## Exercise
Go over the records and copy every line with the string "this".

## Data shown
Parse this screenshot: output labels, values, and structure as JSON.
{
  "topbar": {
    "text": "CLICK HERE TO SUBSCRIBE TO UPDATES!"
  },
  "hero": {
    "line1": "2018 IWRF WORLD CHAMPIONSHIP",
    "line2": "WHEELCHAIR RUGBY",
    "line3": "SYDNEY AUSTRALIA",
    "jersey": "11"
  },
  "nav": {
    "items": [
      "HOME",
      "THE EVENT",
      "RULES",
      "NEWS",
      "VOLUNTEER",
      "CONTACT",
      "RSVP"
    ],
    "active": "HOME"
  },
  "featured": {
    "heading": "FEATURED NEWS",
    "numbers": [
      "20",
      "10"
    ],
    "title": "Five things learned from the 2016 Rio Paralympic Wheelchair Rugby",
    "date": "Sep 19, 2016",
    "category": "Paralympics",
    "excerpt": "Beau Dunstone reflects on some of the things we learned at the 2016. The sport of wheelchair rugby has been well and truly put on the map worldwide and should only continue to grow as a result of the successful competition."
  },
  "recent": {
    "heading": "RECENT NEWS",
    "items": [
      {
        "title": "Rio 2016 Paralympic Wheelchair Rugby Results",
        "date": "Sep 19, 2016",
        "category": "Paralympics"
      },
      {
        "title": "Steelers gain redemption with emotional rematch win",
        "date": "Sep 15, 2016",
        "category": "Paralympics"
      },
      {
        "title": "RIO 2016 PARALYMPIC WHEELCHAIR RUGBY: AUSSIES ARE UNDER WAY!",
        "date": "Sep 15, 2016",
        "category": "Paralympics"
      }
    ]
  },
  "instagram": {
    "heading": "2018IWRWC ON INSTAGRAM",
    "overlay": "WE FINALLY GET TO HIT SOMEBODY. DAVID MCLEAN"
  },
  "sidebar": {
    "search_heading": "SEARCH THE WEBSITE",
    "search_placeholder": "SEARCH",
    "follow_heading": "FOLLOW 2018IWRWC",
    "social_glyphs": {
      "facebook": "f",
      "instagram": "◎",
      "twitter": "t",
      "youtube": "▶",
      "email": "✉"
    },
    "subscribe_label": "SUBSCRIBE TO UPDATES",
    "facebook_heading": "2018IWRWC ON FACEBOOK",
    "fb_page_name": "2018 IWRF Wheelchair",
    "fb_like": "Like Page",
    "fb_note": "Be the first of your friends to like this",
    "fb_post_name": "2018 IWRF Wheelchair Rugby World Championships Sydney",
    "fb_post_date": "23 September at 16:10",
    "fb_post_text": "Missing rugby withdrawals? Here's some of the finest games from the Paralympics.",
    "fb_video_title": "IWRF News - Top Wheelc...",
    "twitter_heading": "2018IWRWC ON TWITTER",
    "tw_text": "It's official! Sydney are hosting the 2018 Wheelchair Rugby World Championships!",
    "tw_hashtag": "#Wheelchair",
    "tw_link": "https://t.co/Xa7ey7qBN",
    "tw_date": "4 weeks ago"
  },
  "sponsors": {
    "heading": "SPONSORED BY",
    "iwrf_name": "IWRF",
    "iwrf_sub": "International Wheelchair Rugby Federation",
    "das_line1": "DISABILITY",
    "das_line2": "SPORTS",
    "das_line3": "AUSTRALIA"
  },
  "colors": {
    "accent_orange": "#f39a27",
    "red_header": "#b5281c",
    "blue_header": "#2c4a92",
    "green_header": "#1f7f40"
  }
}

## Solution
Parse this screenshot: output labels, values, and structure as JSON.
    "fb_note": "Be the first of your friends to like this",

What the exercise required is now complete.